App and web page records>
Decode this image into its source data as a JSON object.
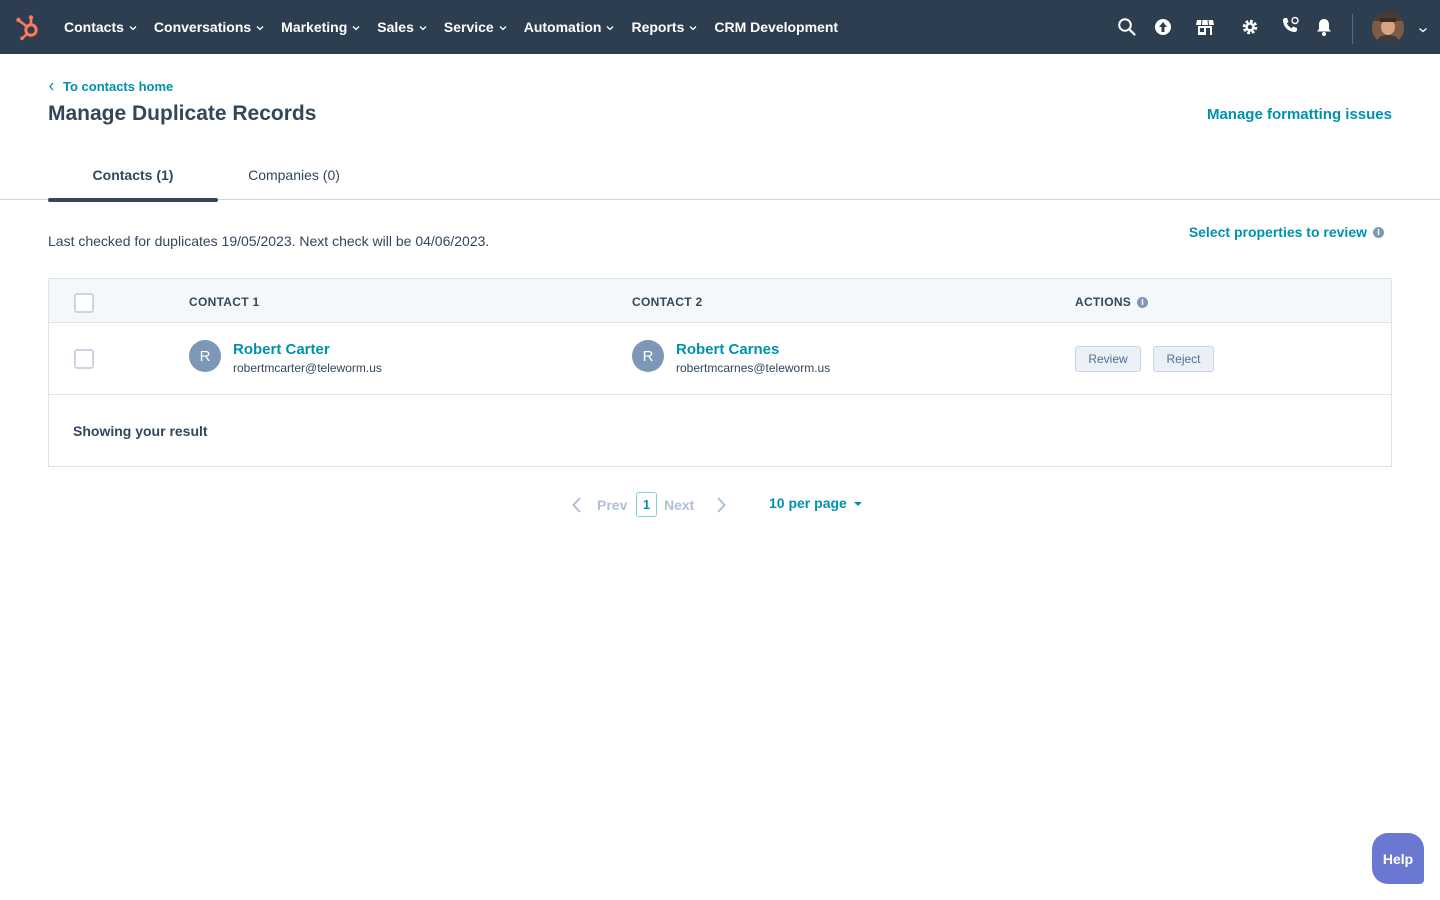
{
  "topnav": {
    "items": [
      {
        "label": "Contacts",
        "dropdown": true
      },
      {
        "label": "Conversations",
        "dropdown": true
      },
      {
        "label": "Marketing",
        "dropdown": true
      },
      {
        "label": "Sales",
        "dropdown": true
      },
      {
        "label": "Service",
        "dropdown": true
      },
      {
        "label": "Automation",
        "dropdown": true
      },
      {
        "label": "Reports",
        "dropdown": true
      },
      {
        "label": "CRM Development",
        "dropdown": false
      }
    ],
    "icons": [
      "search-icon",
      "upgrade-icon",
      "marketplace-icon",
      "settings-icon",
      "calling-icon",
      "notifications-icon"
    ],
    "brand_color": "#ff7a59",
    "background": "#2d3e50"
  },
  "header": {
    "back_link": "To contacts home",
    "title": "Manage Duplicate Records",
    "format_link": "Manage formatting issues"
  },
  "tabs": [
    {
      "label": "Contacts (1)",
      "active": true
    },
    {
      "label": "Companies (0)",
      "active": false
    }
  ],
  "status": {
    "last_checked": "Last checked for duplicates 19/05/2023. Next check will be 04/06/2023.",
    "select_properties": "Select properties to review"
  },
  "table": {
    "columns": [
      "CONTACT 1",
      "CONTACT 2",
      "ACTIONS"
    ],
    "rows": [
      {
        "contact1": {
          "initial": "R",
          "name": "Robert Carter",
          "email": "robertmcarter@teleworm.us"
        },
        "contact2": {
          "initial": "R",
          "name": "Robert Carnes",
          "email": "robertmcarnes@teleworm.us"
        },
        "actions": [
          "Review",
          "Reject"
        ]
      }
    ],
    "footer": "Showing your result"
  },
  "pagination": {
    "prev": "Prev",
    "current": "1",
    "next": "Next",
    "per_page": "10 per page"
  },
  "help": {
    "label": "Help"
  },
  "accent_color": "#0091ae"
}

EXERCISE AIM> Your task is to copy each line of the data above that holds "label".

SOLVED EXERCISE>
        "label": "Contacts",
        "label": "Conversations",
        "label": "Marketing",
        "label": "Sales",
        "label": "Service",
        "label": "Automation",
        "label": "Reports",
        "label": "CRM Development",
      "label": "Contacts (1)",
      "label": "Companies (0)",
    "label": "Help"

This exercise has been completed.